The Italian chemist Primo Levi wrote: “the sea’s only gifts are harsh blows and, occasionally, the chance to feel strong. Now, I don’t know much about the sea, but I do know that that’s the way it is here. And I also know how important it is in life not necessarily to be strong but to feel strong, to measure yourself at least once, to find yourself at least once in the most ancient of human conditions, facing blind, deaf stone alone, with nothing to help you but your own hands and your own head…” Levi knew what it felt like to stand on the shore of the sea and feel its immensity, and how standing on the precipice of something more vast and powerful than we are is central to the human experience. Have you ever seen a water drop in slow motion? Water Louie’s movies and will see how something so small can create such incredible wonder.

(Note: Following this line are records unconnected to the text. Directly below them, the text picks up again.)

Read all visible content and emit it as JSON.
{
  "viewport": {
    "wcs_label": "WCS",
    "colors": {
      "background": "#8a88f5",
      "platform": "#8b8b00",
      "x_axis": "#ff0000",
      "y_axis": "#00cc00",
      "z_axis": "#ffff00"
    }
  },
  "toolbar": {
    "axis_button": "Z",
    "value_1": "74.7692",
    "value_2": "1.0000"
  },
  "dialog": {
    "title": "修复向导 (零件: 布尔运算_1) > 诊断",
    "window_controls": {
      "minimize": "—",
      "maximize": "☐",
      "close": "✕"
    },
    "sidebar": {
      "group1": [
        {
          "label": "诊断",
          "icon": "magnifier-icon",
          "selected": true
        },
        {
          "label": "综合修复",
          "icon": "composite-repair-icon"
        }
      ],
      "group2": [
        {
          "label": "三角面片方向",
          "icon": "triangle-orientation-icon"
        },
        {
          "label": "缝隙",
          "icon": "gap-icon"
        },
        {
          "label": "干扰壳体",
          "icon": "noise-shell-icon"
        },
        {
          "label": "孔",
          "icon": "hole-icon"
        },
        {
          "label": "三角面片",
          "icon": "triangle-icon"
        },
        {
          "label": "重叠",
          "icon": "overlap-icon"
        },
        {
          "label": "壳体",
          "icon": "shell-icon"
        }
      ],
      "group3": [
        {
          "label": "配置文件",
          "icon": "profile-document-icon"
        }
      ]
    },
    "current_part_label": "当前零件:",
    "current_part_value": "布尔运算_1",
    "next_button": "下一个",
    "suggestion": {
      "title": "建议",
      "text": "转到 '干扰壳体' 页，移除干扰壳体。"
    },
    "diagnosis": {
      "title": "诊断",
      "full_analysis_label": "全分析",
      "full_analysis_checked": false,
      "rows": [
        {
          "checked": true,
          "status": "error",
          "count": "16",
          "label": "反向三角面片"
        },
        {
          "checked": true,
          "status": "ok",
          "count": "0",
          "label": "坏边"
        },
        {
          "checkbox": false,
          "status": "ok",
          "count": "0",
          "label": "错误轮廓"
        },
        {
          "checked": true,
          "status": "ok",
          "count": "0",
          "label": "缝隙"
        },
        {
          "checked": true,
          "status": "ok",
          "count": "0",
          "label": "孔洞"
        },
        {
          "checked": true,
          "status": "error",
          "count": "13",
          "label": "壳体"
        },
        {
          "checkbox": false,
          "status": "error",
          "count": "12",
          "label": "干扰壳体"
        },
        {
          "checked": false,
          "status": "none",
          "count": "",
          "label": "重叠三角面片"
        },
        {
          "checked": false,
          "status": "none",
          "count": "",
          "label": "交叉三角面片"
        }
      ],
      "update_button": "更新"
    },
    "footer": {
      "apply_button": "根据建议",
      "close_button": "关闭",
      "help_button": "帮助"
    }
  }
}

Oceans make up 75% of the Earth’s surface. The amount of land-covered surface to water-covered, one could argue, is insignificant in comparison. As humans we are smaller than the land and the oceans, therefore measuring the immensity of each seems a challenging task.
Louie Schwartzberg is a storyteller and filmmaker who has been shooting time-lapse photography of nature, 24 hours a day, seven days a week, non-stop. His work compresses time and puts you in sync with different forms of life within our interconnected world.
His work makes the invisible visible.
Louie’s lens slows down the movement of the vast ocean, placing it in context against the shoreline, showing the way the ocean spray bounces off the rocky objects that it carves and reforms daily. His camera places the viewer squarely in the center of this experience.
Louie’s work gives us a new perspective on the ocean, the power of waves, and the immensity of the world around us. In a sense, Louie’s work helps us better understand our own humanity by placing us within the context of the enormity of the universe.
What do you think of seeing Louie’s incredible work of capturing a water drop in slow motion?